[Data records for software interfaces]
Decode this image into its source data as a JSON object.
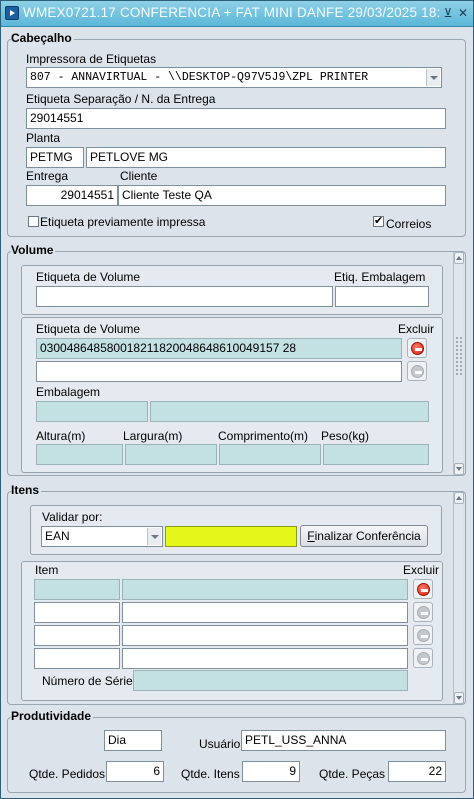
{
  "window": {
    "title": "WMEX0721.17    CONFERENCIA + FAT MINI DANFE     29/03/2025 18:"
  },
  "cabecalho": {
    "section_label": "Cabeçalho",
    "impressora_label": "Impressora de Etiquetas",
    "impressora_value": "807 - ANNAVIRTUAL      - \\\\DESKTOP-Q97V5J9\\ZPL PRINTER",
    "etiqueta_label": "Etiqueta Separação / N. da Entrega",
    "etiqueta_value": "29014551",
    "planta_label": "Planta",
    "planta_code": "PETMG",
    "planta_name": "PETLOVE MG",
    "entrega_label": "Entrega",
    "entrega_value": "29014551",
    "cliente_label": "Cliente",
    "cliente_value": "Cliente Teste QA",
    "previamente_label": "Etiqueta previamente impressa",
    "previamente_checked": false,
    "correios_label": "Correios",
    "correios_checked": true
  },
  "volume": {
    "section_label": "Volume",
    "etiqueta_volume_label": "Etiqueta de Volume",
    "etiqueta_volume_value": "",
    "etiq_embalagem_label": "Etiq. Embalagem",
    "etiq_embalagem_value": "",
    "list_header_label": "Etiqueta de Volume",
    "excluir_label": "Excluir",
    "rows": [
      {
        "value": "030048648580018211820048648610049157 28",
        "delete_active": true
      },
      {
        "value": "",
        "delete_active": false
      }
    ],
    "embalagem_label": "Embalagem",
    "altura_label": "Altura(m)",
    "largura_label": "Largura(m)",
    "comprimento_label": "Comprimento(m)",
    "peso_label": "Peso(kg)"
  },
  "itens": {
    "section_label": "Itens",
    "validar_label": "Validar por:",
    "validar_value": "EAN",
    "finalizar_label": "Finalizar Conferência",
    "item_label": "Item",
    "excluir_label": "Excluir",
    "numero_serie_label": "Número de Série"
  },
  "produtividade": {
    "section_label": "Produtividade",
    "dia_value": "Dia",
    "usuario_label": "Usuário",
    "usuario_value": "PETL_USS_ANNA",
    "pedidos_label": "Qtde. Pedidos",
    "pedidos_value": "6",
    "itens_label": "Qtde. Itens",
    "itens_value": "9",
    "pecas_label": "Qtde. Peças",
    "pecas_value": "22"
  }
}
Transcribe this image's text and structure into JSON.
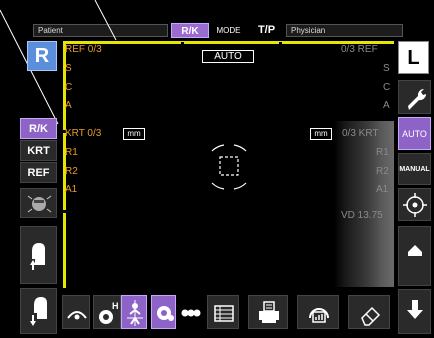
{
  "topbar": {
    "patient_label": "Patient",
    "physician_label": "Physician",
    "rk_button": "R/K",
    "mode_label": "MODE",
    "tp_button": "T/P"
  },
  "viewport": {
    "auto_label": "AUTO",
    "left": {
      "ref_count": "REF  0/3",
      "s": "S",
      "c": "C",
      "a": "A",
      "krt_count": "KRT  0/3",
      "mm": "mm",
      "r1": "R1",
      "r2": "R2",
      "a1": "A1"
    },
    "right": {
      "ref_count": "0/3  REF",
      "s": "S",
      "c": "C",
      "a": "A",
      "mm": "mm",
      "krt_count": "0/3  KRT",
      "r1": "R1",
      "r2": "R2",
      "a1": "A1",
      "vd": "VD 13.75"
    }
  },
  "left_column": {
    "eye_button": "R",
    "rk_button": "R/K",
    "krt_button": "KRT",
    "ref_button": "REF"
  },
  "right_column": {
    "eye_button": "L",
    "auto_button": "AUTO",
    "manual_button": "MANUAL"
  },
  "colors": {
    "accent_purple": "#8e63c8",
    "eye_blue": "#5b8fdc",
    "alignment_yellow": "#e6e600",
    "label_orange": "#e89c2a"
  }
}
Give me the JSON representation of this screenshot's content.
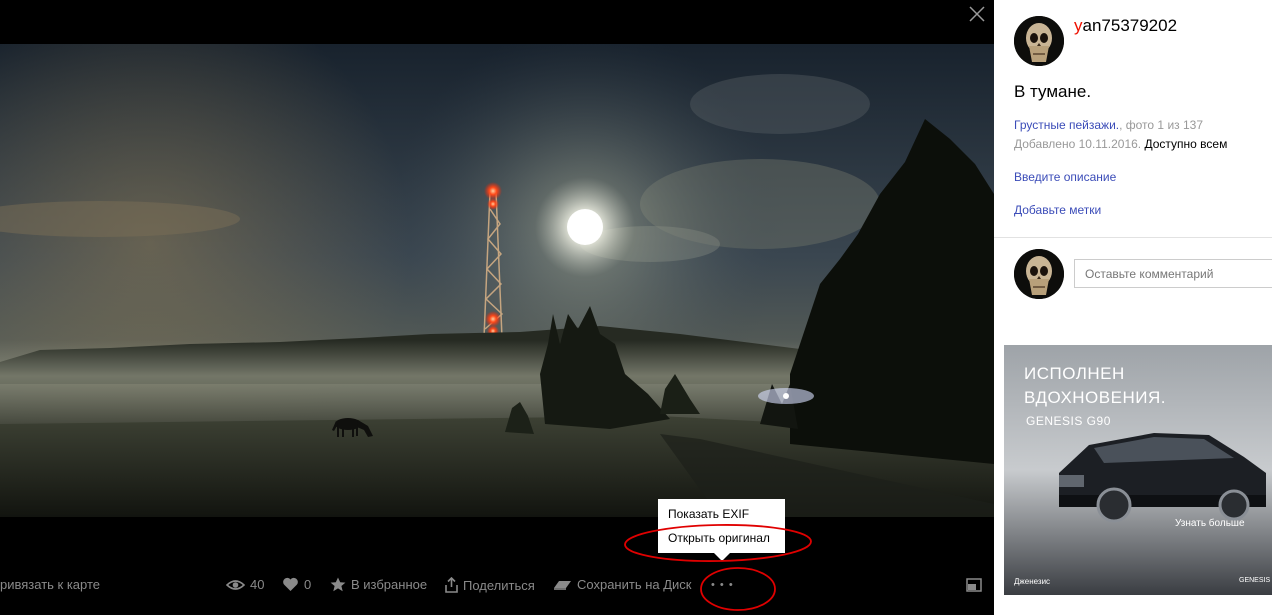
{
  "viewer": {
    "toolbar": {
      "map_label": "ривязать к карте",
      "views_count": "40",
      "likes_count": "0",
      "favorite_label": "В избранное",
      "share_label": "Поделиться",
      "save_label": "Сохранить на Диск",
      "more_label": "• • •"
    },
    "context_menu": {
      "items": [
        "Показать EXIF",
        "Открыть оригинал"
      ]
    }
  },
  "sidebar": {
    "username_first": "y",
    "username_rest": "an75379202",
    "photo_title": "В тумане.",
    "album_link": "Грустные пейзажи.",
    "photo_position": ", фото 1 из 137",
    "added_label": "Добавлено 10.11.2016.",
    "access_label": "Доступно всем",
    "add_description": "Введите описание",
    "add_tags": "Добавьте метки",
    "comment_placeholder": "Оставьте комментарий"
  },
  "ad": {
    "line1": "ИСПОЛНЕН",
    "line2": "ВДОХНОВЕНИЯ.",
    "model": "GENESIS G90",
    "cta": "Узнать больше",
    "advertiser": "Дженезис",
    "brand": "GENESIS"
  },
  "colors": {
    "link": "#3b4cb8",
    "username_accent": "#e10000",
    "annotation": "#e00000"
  },
  "icons": [
    "close-icon",
    "eye-icon",
    "heart-icon",
    "star-icon",
    "share-icon",
    "disk-icon",
    "fullscreen-icon"
  ]
}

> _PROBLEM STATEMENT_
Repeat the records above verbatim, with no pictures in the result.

> _RESPONSE TO THE TASK_
Decode this image into its source data as a JSON object.
{
  "window": {
    "title": "WMEX0721.17    CONFERENCIA + FAT MINI DANFE     29/03/2025 18:"
  },
  "cabecalho": {
    "section_label": "Cabeçalho",
    "impressora_label": "Impressora de Etiquetas",
    "impressora_value": "807 - ANNAVIRTUAL      - \\\\DESKTOP-Q97V5J9\\ZPL PRINTER",
    "etiqueta_label": "Etiqueta Separação / N. da Entrega",
    "etiqueta_value": "29014551",
    "planta_label": "Planta",
    "planta_code": "PETMG",
    "planta_name": "PETLOVE MG",
    "entrega_label": "Entrega",
    "entrega_value": "29014551",
    "cliente_label": "Cliente",
    "cliente_value": "Cliente Teste QA",
    "previamente_label": "Etiqueta previamente impressa",
    "previamente_checked": false,
    "correios_label": "Correios",
    "correios_checked": true
  },
  "volume": {
    "section_label": "Volume",
    "etiqueta_volume_label": "Etiqueta de Volume",
    "etiqueta_volume_value": "",
    "etiq_embalagem_label": "Etiq. Embalagem",
    "etiq_embalagem_value": "",
    "list_header_label": "Etiqueta de Volume",
    "excluir_label": "Excluir",
    "rows": [
      {
        "value": "030048648580018211820048648610049157 28",
        "delete_active": true
      },
      {
        "value": "",
        "delete_active": false
      }
    ],
    "embalagem_label": "Embalagem",
    "altura_label": "Altura(m)",
    "largura_label": "Largura(m)",
    "comprimento_label": "Comprimento(m)",
    "peso_label": "Peso(kg)"
  },
  "itens": {
    "section_label": "Itens",
    "validar_label": "Validar por:",
    "validar_value": "EAN",
    "finalizar_label": "Finalizar Conferência",
    "item_label": "Item",
    "excluir_label": "Excluir",
    "numero_serie_label": "Número de Série"
  },
  "produtividade": {
    "section_label": "Produtividade",
    "dia_value": "Dia",
    "usuario_label": "Usuário",
    "usuario_value": "PETL_USS_ANNA",
    "pedidos_label": "Qtde. Pedidos",
    "pedidos_value": "6",
    "itens_label": "Qtde. Itens",
    "itens_value": "9",
    "pecas_label": "Qtde. Peças",
    "pecas_value": "22"
  }
}
Transcribe this image's text and structure into JSON.
{
  "topbar": {
    "patient_label": "Patient",
    "physician_label": "Physician",
    "rk_button": "R/K",
    "mode_label": "MODE",
    "tp_button": "T/P"
  },
  "viewport": {
    "auto_label": "AUTO",
    "left": {
      "ref_count": "REF  0/3",
      "s": "S",
      "c": "C",
      "a": "A",
      "krt_count": "KRT  0/3",
      "mm": "mm",
      "r1": "R1",
      "r2": "R2",
      "a1": "A1"
    },
    "right": {
      "ref_count": "0/3  REF",
      "s": "S",
      "c": "C",
      "a": "A",
      "mm": "mm",
      "krt_count": "0/3  KRT",
      "r1": "R1",
      "r2": "R2",
      "a1": "A1",
      "vd": "VD 13.75"
    }
  },
  "left_column": {
    "eye_button": "R",
    "rk_button": "R/K",
    "krt_button": "KRT",
    "ref_button": "REF"
  },
  "right_column": {
    "eye_button": "L",
    "auto_button": "AUTO",
    "manual_button": "MANUAL"
  },
  "colors": {
    "accent_purple": "#8e63c8",
    "eye_blue": "#5b8fdc",
    "alignment_yellow": "#e6e600",
    "label_orange": "#e89c2a"
  }
}
Give me the JSON representation of this screenshot's content.
{
  "viewer": {
    "toolbar": {
      "map_label": "ривязать к карте",
      "views_count": "40",
      "likes_count": "0",
      "favorite_label": "В избранное",
      "share_label": "Поделиться",
      "save_label": "Сохранить на Диск",
      "more_label": "• • •"
    },
    "context_menu": {
      "items": [
        "Показать EXIF",
        "Открыть оригинал"
      ]
    }
  },
  "sidebar": {
    "username_first": "y",
    "username_rest": "an75379202",
    "photo_title": "В тумане.",
    "album_link": "Грустные пейзажи.",
    "photo_position": ", фото 1 из 137",
    "added_label": "Добавлено 10.11.2016.",
    "access_label": "Доступно всем",
    "add_description": "Введите описание",
    "add_tags": "Добавьте метки",
    "comment_placeholder": "Оставьте комментарий"
  },
  "ad": {
    "line1": "ИСПОЛНЕН",
    "line2": "ВДОХНОВЕНИЯ.",
    "model": "GENESIS G90",
    "cta": "Узнать больше",
    "advertiser": "Дженезис",
    "brand": "GENESIS"
  },
  "colors": {
    "link": "#3b4cb8",
    "username_accent": "#e10000",
    "annotation": "#e00000"
  },
  "icons": [
    "close-icon",
    "eye-icon",
    "heart-icon",
    "star-icon",
    "share-icon",
    "disk-icon",
    "fullscreen-icon"
  ]
}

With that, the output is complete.